Exercise requirements
Copy out the entries exactly. Print them in full.

---+---

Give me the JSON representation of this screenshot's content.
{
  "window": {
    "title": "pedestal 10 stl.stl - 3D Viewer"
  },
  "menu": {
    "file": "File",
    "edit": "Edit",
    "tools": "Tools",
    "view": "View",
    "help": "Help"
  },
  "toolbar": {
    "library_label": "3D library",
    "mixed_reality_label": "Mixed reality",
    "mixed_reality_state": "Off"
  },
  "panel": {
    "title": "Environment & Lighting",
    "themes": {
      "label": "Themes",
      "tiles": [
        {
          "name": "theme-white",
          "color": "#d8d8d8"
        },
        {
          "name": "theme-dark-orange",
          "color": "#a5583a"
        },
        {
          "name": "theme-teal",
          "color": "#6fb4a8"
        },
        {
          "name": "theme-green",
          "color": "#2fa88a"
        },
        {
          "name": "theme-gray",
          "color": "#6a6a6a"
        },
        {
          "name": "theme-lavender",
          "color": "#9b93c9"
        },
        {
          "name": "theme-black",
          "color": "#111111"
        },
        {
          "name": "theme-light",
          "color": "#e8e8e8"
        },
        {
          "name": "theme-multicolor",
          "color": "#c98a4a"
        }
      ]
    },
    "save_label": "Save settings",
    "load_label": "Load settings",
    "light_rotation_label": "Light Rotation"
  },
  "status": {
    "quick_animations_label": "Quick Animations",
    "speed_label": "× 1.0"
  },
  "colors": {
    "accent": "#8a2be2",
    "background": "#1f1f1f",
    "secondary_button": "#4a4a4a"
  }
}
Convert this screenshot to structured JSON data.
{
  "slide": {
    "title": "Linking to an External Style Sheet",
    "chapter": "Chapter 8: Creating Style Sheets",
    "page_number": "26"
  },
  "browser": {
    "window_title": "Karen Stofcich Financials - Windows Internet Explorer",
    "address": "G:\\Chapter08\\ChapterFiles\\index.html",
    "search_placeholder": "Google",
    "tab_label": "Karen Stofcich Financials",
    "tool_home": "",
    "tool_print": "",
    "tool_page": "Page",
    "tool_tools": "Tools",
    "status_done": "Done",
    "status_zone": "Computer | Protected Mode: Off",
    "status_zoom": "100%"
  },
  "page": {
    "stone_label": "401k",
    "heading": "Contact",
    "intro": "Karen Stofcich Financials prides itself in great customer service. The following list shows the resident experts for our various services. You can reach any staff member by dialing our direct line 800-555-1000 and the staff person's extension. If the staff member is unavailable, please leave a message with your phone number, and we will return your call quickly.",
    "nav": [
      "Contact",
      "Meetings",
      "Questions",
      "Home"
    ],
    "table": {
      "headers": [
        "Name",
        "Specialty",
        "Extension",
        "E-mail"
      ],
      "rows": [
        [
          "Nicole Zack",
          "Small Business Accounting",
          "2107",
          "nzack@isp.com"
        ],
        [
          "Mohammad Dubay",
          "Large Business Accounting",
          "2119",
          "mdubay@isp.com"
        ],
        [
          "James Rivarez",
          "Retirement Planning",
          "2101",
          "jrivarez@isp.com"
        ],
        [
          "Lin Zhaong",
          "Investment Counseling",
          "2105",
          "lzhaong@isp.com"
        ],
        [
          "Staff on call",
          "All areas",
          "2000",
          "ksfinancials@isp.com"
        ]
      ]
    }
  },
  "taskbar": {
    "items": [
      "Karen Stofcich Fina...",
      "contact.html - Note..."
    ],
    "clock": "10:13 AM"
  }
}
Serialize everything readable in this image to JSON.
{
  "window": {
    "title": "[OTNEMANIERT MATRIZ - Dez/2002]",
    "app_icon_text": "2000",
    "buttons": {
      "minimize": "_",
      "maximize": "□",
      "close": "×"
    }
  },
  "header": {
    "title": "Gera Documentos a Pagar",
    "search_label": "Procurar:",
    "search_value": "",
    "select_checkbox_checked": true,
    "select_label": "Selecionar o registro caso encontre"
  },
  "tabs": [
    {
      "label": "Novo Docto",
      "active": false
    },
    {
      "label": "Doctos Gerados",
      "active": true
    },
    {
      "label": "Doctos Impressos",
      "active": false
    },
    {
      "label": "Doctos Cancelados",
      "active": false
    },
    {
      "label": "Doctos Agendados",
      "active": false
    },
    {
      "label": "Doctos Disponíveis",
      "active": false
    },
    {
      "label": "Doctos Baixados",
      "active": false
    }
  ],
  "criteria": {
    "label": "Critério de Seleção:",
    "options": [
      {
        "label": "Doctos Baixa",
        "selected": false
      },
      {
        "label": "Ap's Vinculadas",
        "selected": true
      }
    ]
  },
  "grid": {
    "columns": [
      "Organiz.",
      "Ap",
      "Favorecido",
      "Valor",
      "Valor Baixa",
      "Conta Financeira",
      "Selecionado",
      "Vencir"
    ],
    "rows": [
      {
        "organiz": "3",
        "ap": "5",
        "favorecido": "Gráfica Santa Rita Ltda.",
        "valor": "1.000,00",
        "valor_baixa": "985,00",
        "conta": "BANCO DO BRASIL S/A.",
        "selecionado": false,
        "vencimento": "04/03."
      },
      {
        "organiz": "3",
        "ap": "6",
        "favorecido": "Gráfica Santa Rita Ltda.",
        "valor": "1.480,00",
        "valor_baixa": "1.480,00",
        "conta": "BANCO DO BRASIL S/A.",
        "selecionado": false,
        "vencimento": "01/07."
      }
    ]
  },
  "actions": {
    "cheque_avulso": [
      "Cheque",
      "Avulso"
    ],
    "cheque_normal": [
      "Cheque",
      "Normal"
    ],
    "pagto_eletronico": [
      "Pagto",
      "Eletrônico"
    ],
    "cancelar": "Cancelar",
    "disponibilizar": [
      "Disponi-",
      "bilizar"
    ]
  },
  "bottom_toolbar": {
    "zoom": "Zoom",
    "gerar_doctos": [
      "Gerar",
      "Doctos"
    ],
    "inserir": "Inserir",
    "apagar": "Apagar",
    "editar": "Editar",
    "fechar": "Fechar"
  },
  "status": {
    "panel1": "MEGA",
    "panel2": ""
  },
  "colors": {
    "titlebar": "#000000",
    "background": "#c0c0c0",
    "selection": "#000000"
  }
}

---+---

Answer space
Give me the JSON representation of this screenshot's content.
{
  "window": {
    "title": "pedestal 10 stl.stl - 3D Viewer"
  },
  "menu": {
    "file": "File",
    "edit": "Edit",
    "tools": "Tools",
    "view": "View",
    "help": "Help"
  },
  "toolbar": {
    "library_label": "3D library",
    "mixed_reality_label": "Mixed reality",
    "mixed_reality_state": "Off"
  },
  "panel": {
    "title": "Environment & Lighting",
    "themes": {
      "label": "Themes",
      "tiles": [
        {
          "name": "theme-white",
          "color": "#d8d8d8"
        },
        {
          "name": "theme-dark-orange",
          "color": "#a5583a"
        },
        {
          "name": "theme-teal",
          "color": "#6fb4a8"
        },
        {
          "name": "theme-green",
          "color": "#2fa88a"
        },
        {
          "name": "theme-gray",
          "color": "#6a6a6a"
        },
        {
          "name": "theme-lavender",
          "color": "#9b93c9"
        },
        {
          "name": "theme-black",
          "color": "#111111"
        },
        {
          "name": "theme-light",
          "color": "#e8e8e8"
        },
        {
          "name": "theme-multicolor",
          "color": "#c98a4a"
        }
      ]
    },
    "save_label": "Save settings",
    "load_label": "Load settings",
    "light_rotation_label": "Light Rotation"
  },
  "status": {
    "quick_animations_label": "Quick Animations",
    "speed_label": "× 1.0"
  },
  "colors": {
    "accent": "#8a2be2",
    "background": "#1f1f1f",
    "secondary_button": "#4a4a4a"
  }
}
Convert this screenshot to structured JSON data.
{
  "slide": {
    "title": "Linking to an External Style Sheet",
    "chapter": "Chapter 8: Creating Style Sheets",
    "page_number": "26"
  },
  "browser": {
    "window_title": "Karen Stofcich Financials - Windows Internet Explorer",
    "address": "G:\\Chapter08\\ChapterFiles\\index.html",
    "search_placeholder": "Google",
    "tab_label": "Karen Stofcich Financials",
    "tool_home": "",
    "tool_print": "",
    "tool_page": "Page",
    "tool_tools": "Tools",
    "status_done": "Done",
    "status_zone": "Computer | Protected Mode: Off",
    "status_zoom": "100%"
  },
  "page": {
    "stone_label": "401k",
    "heading": "Contact",
    "intro": "Karen Stofcich Financials prides itself in great customer service. The following list shows the resident experts for our various services. You can reach any staff member by dialing our direct line 800-555-1000 and the staff person's extension. If the staff member is unavailable, please leave a message with your phone number, and we will return your call quickly.",
    "nav": [
      "Contact",
      "Meetings",
      "Questions",
      "Home"
    ],
    "table": {
      "headers": [
        "Name",
        "Specialty",
        "Extension",
        "E-mail"
      ],
      "rows": [
        [
          "Nicole Zack",
          "Small Business Accounting",
          "2107",
          "nzack@isp.com"
        ],
        [
          "Mohammad Dubay",
          "Large Business Accounting",
          "2119",
          "mdubay@isp.com"
        ],
        [
          "James Rivarez",
          "Retirement Planning",
          "2101",
          "jrivarez@isp.com"
        ],
        [
          "Lin Zhaong",
          "Investment Counseling",
          "2105",
          "lzhaong@isp.com"
        ],
        [
          "Staff on call",
          "All areas",
          "2000",
          "ksfinancials@isp.com"
        ]
      ]
    }
  },
  "taskbar": {
    "items": [
      "Karen Stofcich Fina...",
      "contact.html - Note..."
    ],
    "clock": "10:13 AM"
  }
}
Serialize everything readable in this image to JSON.
{
  "window": {
    "title": "[OTNEMANIERT MATRIZ - Dez/2002]",
    "app_icon_text": "2000",
    "buttons": {
      "minimize": "_",
      "maximize": "□",
      "close": "×"
    }
  },
  "header": {
    "title": "Gera Documentos a Pagar",
    "search_label": "Procurar:",
    "search_value": "",
    "select_checkbox_checked": true,
    "select_label": "Selecionar o registro caso encontre"
  },
  "tabs": [
    {
      "label": "Novo Docto",
      "active": false
    },
    {
      "label": "Doctos Gerados",
      "active": true
    },
    {
      "label": "Doctos Impressos",
      "active": false
    },
    {
      "label": "Doctos Cancelados",
      "active": false
    },
    {
      "label": "Doctos Agendados",
      "active": false
    },
    {
      "label": "Doctos Disponíveis",
      "active": false
    },
    {
      "label": "Doctos Baixados",
      "active": false
    }
  ],
  "criteria": {
    "label": "Critério de Seleção:",
    "options": [
      {
        "label": "Doctos Baixa",
        "selected": false
      },
      {
        "label": "Ap's Vinculadas",
        "selected": true
      }
    ]
  },
  "grid": {
    "columns": [
      "Organiz.",
      "Ap",
      "Favorecido",
      "Valor",
      "Valor Baixa",
      "Conta Financeira",
      "Selecionado",
      "Vencir"
    ],
    "rows": [
      {
        "organiz": "3",
        "ap": "5",
        "favorecido": "Gráfica Santa Rita Ltda.",
        "valor": "1.000,00",
        "valor_baixa": "985,00",
        "conta": "BANCO DO BRASIL S/A.",
        "selecionado": false,
        "vencimento": "04/03."
      },
      {
        "organiz": "3",
        "ap": "6",
        "favorecido": "Gráfica Santa Rita Ltda.",
        "valor": "1.480,00",
        "valor_baixa": "1.480,00",
        "conta": "BANCO DO BRASIL S/A.",
        "selecionado": false,
        "vencimento": "01/07."
      }
    ]
  },
  "actions": {
    "cheque_avulso": [
      "Cheque",
      "Avulso"
    ],
    "cheque_normal": [
      "Cheque",
      "Normal"
    ],
    "pagto_eletronico": [
      "Pagto",
      "Eletrônico"
    ],
    "cancelar": "Cancelar",
    "disponibilizar": [
      "Disponi-",
      "bilizar"
    ]
  },
  "bottom_toolbar": {
    "zoom": "Zoom",
    "gerar_doctos": [
      "Gerar",
      "Doctos"
    ],
    "inserir": "Inserir",
    "apagar": "Apagar",
    "editar": "Editar",
    "fechar": "Fechar"
  },
  "status": {
    "panel1": "MEGA",
    "panel2": ""
  },
  "colors": {
    "titlebar": "#000000",
    "background": "#c0c0c0",
    "selection": "#000000"
  }
}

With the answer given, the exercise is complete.